The aim of this document is to provide a comprehensive synopsis of regulations applicable to aircraft oxygen systems. The context of physiological requirements, international regulations, operational requirements and airworthiness standards is shown to understand the role of aircraft oxygen systems and to demonstrate under which circumstances is needed on aircraft. With regards to National Aviation Regulations States are committed to the Convention on International Aviation (Chicago Convention). The majority of states have adopted, with some deviations, FAA and EASA systems including operational and airworthiness requirements. Accordingly the extent of this document is primarily focused on FAA/EASA requirements.
This SAE Recommended Practice applies to both Original Equipment Manufacturer (OEM) and aftermarket ITS message-generating systems for passenger vehicles and heavy trucks. The recommended practice describes the method for prioritizing ITS in-vehicle messages and/or displayed information based on a defined set of criteria. Each criterion has a fixed number of levels that are used to rate/rank a given message or information item to determine its prioritization value. The prioritization value is used to determine the priority in which simultaneous, or overlapping, in-vehicle messages are presented to the driver.
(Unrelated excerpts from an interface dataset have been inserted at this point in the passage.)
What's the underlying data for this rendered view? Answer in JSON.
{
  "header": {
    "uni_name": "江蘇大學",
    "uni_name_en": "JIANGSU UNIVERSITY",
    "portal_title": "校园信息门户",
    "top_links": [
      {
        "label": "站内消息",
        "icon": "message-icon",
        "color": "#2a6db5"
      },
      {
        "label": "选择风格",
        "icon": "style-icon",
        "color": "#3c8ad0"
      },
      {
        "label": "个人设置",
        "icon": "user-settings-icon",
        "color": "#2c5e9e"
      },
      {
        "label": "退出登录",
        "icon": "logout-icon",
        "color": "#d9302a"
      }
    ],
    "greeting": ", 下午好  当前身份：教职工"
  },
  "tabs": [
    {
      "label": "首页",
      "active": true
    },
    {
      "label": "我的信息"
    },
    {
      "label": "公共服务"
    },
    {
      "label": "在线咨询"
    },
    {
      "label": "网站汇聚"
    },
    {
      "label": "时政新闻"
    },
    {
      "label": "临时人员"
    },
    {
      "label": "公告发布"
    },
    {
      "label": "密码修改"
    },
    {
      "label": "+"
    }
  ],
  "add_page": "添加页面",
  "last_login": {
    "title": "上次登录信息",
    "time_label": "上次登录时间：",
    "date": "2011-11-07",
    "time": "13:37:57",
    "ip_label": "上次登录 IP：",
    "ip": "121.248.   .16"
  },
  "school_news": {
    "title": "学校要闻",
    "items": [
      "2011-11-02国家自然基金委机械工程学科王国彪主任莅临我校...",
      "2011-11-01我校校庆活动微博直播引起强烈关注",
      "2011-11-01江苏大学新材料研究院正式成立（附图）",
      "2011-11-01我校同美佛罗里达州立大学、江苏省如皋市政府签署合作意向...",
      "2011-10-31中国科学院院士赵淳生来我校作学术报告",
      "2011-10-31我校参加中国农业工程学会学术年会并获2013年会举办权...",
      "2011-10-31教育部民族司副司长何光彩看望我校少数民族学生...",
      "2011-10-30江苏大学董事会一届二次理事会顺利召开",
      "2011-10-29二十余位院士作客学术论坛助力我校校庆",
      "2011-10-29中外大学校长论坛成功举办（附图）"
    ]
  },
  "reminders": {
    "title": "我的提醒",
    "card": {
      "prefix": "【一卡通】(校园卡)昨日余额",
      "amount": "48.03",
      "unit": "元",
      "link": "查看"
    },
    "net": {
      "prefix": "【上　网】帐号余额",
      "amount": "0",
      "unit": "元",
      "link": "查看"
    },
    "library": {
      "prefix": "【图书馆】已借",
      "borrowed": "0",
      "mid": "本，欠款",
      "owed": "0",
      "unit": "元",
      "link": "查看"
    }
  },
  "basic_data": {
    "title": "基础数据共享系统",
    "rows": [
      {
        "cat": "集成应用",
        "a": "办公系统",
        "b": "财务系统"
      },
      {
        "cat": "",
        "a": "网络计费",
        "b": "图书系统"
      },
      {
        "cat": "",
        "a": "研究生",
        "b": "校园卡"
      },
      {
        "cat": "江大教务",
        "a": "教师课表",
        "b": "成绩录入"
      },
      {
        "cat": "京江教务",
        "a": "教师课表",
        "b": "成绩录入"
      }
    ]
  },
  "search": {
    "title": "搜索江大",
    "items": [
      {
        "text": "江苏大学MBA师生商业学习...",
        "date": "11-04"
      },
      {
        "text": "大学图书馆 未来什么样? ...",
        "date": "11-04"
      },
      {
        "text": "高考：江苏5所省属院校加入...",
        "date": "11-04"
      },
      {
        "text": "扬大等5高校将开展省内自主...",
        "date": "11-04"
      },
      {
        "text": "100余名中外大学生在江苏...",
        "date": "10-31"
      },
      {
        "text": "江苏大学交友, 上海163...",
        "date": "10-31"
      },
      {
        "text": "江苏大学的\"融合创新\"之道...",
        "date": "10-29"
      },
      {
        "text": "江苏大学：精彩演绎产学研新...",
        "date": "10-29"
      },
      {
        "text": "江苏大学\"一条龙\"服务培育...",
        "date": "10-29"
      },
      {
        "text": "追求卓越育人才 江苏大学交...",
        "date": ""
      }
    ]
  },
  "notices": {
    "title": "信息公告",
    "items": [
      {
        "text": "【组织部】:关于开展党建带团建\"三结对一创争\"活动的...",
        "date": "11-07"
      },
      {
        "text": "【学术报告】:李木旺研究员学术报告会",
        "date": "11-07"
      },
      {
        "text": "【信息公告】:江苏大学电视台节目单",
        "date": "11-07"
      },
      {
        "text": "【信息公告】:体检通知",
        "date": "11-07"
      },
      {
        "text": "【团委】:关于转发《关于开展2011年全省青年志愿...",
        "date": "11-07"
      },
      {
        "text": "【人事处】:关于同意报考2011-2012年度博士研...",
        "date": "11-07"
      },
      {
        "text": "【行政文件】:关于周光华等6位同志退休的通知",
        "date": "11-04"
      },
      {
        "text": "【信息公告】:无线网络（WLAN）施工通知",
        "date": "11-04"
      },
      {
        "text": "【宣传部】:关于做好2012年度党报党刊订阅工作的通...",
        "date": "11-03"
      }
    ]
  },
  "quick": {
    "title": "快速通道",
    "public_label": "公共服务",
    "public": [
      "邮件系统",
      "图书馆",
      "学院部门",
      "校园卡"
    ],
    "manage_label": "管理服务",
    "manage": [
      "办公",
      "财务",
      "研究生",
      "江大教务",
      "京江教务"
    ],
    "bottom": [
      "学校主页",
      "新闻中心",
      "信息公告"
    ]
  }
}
This AIR is arranged in the following two sections: 2E - thermodynamic characteristics of working fluids, which contains thermodynamic diagrams for a number of working fluids currently in use and supplied by various industrial firms; and 2F - properties of heat transfer fluids, which contains data, primarily in graphical form, on fluids that are frequently used in fluid heat transfer loops. Other properties of the environment, gases, liquids, and solids, can be found, as follows, in AIR 1168/9: 2A-Properties of the natural environment; 2B-Properties of gases; 2C-Properties of liquids and 2D- Properties of solids.
This Information Report provides recommendations for alphanumeric messages that are supplied to the vehicle by external (e.g., RDS, satellite radio) or internal (e.g., infotainment system) sources while the vehicle is in-motion. Information/design recommendations contained in this report apply to OEM (embedded) and aftermarket systems. Ergonomic issues with regard to display characteristics (e.g., viewing angle, brightness, contrast, font design, etc.) should review ISO 15008.
The purpose of this AIR is to compile in one definitive source, commonly accepted calibration, acceptance criteria and procedures for simulation of Supercooled Large Droplet (SLD) conditions within icing wind tunnels. Facilities that meet the criteria for either some or all of the recognized conditions will have known SLD icing simulation capability.
This interface document SAE J2286 revises the requirements for file formats as were originally described in SAE J1924. This document describes Interface 1 (I/F 1) in SAE J2461. This document does not imply the use of a specific hardware interface, but may be used with other hardware interfaces such as SAE J1939, ISO 15765 or ISO 14229. The requirements of SAE J2286 supersede the requirements defined by SAE J1924. SAE J2461 establishes the requirements for Interface 1 (I/F 1), as a replacement of the file-based interface described by SAE J1924, as shown by Figure 1. Interface 1 (I/F) is a bi-directional link between the OEM Shop Floor Program (CSCI 1) and the Vendor Component Program (CSCI 2). Using I/F 1, the OEM Shop Floor Program communicates the desired parameters and programming limits for an assembly job to the Vendor Component Program (VCP). In response, the VCP returns programming results to the OEM Shop Floor Program (CSCI 1).